**WHAT THIS TASK INVOLVES:** Print every record exactly, but leave out the pictures.

INFORMATION SUPPLIED START

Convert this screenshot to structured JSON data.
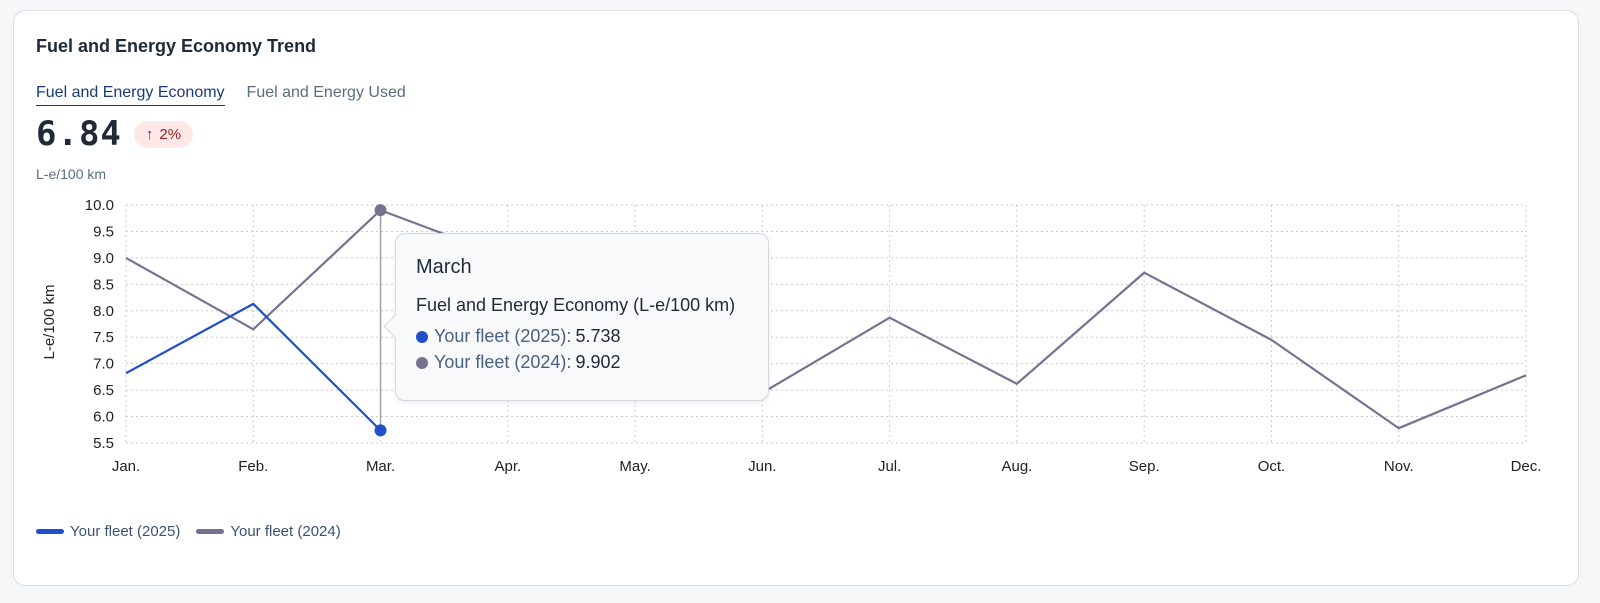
{
  "card": {
    "title": "Fuel and Energy Economy Trend",
    "tabs": [
      {
        "label": "Fuel and Energy Economy",
        "active": true
      },
      {
        "label": "Fuel and Energy Used",
        "active": false
      }
    ],
    "kpi": {
      "value": "6.84",
      "change": "2%",
      "change_direction": "up",
      "unit": "L-e/100 km"
    }
  },
  "colors": {
    "series_2025": "#1f4fc9",
    "series_2024": "#757291",
    "badge_bg": "#fde7e7",
    "badge_text": "#9b1c1c"
  },
  "chart_data": {
    "type": "line",
    "categories": [
      "Jan.",
      "Feb.",
      "Mar.",
      "Apr.",
      "May.",
      "Jun.",
      "Jul.",
      "Aug.",
      "Sep.",
      "Oct.",
      "Nov.",
      "Dec."
    ],
    "series": [
      {
        "name": "Your fleet (2025)",
        "values": [
          6.82,
          8.13,
          5.738,
          null,
          null,
          null,
          null,
          null,
          null,
          null,
          null,
          null
        ],
        "color": "#1f4fc9"
      },
      {
        "name": "Your fleet (2024)",
        "values": [
          9.0,
          7.65,
          9.902,
          9.0,
          8.0,
          6.45,
          7.87,
          6.62,
          8.72,
          7.45,
          5.78,
          6.78
        ],
        "color": "#757291"
      }
    ],
    "ylabel": "L-e/100 km",
    "xlabel": "",
    "ylim": [
      5.5,
      10.0
    ],
    "yticks": [
      "5.5",
      "6.0",
      "6.5",
      "7.0",
      "7.5",
      "8.0",
      "8.5",
      "9.0",
      "9.5",
      "10.0"
    ],
    "grid": true,
    "legend_position": "bottom-left",
    "highlight_index": 2
  },
  "tooltip": {
    "month": "March",
    "metric": "Fuel and Energy Economy (L-e/100 km)",
    "rows": [
      {
        "name": "Your fleet (2025):",
        "value": "5.738",
        "color": "#1f4fc9"
      },
      {
        "name": "Your fleet (2024):",
        "value": "9.902",
        "color": "#757291"
      }
    ]
  },
  "legend": [
    {
      "label": "Your fleet (2025)",
      "color": "#1f4fc9"
    },
    {
      "label": "Your fleet (2024)",
      "color": "#757291"
    }
  ]
}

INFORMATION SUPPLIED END

**TASK ANSWER:**
Convert this screenshot to structured JSON data.
{
  "card": {
    "title": "Fuel and Energy Economy Trend",
    "tabs": [
      {
        "label": "Fuel and Energy Economy",
        "active": true
      },
      {
        "label": "Fuel and Energy Used",
        "active": false
      }
    ],
    "kpi": {
      "value": "6.84",
      "change": "2%",
      "change_direction": "up",
      "unit": "L-e/100 km"
    }
  },
  "colors": {
    "series_2025": "#1f4fc9",
    "series_2024": "#757291",
    "badge_bg": "#fde7e7",
    "badge_text": "#9b1c1c"
  },
  "chart_data": {
    "type": "line",
    "categories": [
      "Jan.",
      "Feb.",
      "Mar.",
      "Apr.",
      "May.",
      "Jun.",
      "Jul.",
      "Aug.",
      "Sep.",
      "Oct.",
      "Nov.",
      "Dec."
    ],
    "series": [
      {
        "name": "Your fleet (2025)",
        "values": [
          6.82,
          8.13,
          5.738,
          null,
          null,
          null,
          null,
          null,
          null,
          null,
          null,
          null
        ],
        "color": "#1f4fc9"
      },
      {
        "name": "Your fleet (2024)",
        "values": [
          9.0,
          7.65,
          9.902,
          9.0,
          8.0,
          6.45,
          7.87,
          6.62,
          8.72,
          7.45,
          5.78,
          6.78
        ],
        "color": "#757291"
      }
    ],
    "ylabel": "L-e/100 km",
    "xlabel": "",
    "ylim": [
      5.5,
      10.0
    ],
    "yticks": [
      "5.5",
      "6.0",
      "6.5",
      "7.0",
      "7.5",
      "8.0",
      "8.5",
      "9.0",
      "9.5",
      "10.0"
    ],
    "grid": true,
    "legend_position": "bottom-left",
    "highlight_index": 2
  },
  "tooltip": {
    "month": "March",
    "metric": "Fuel and Energy Economy (L-e/100 km)",
    "rows": [
      {
        "name": "Your fleet (2025):",
        "value": "5.738",
        "color": "#1f4fc9"
      },
      {
        "name": "Your fleet (2024):",
        "value": "9.902",
        "color": "#757291"
      }
    ]
  },
  "legend": [
    {
      "label": "Your fleet (2025)",
      "color": "#1f4fc9"
    },
    {
      "label": "Your fleet (2024)",
      "color": "#757291"
    }
  ]
}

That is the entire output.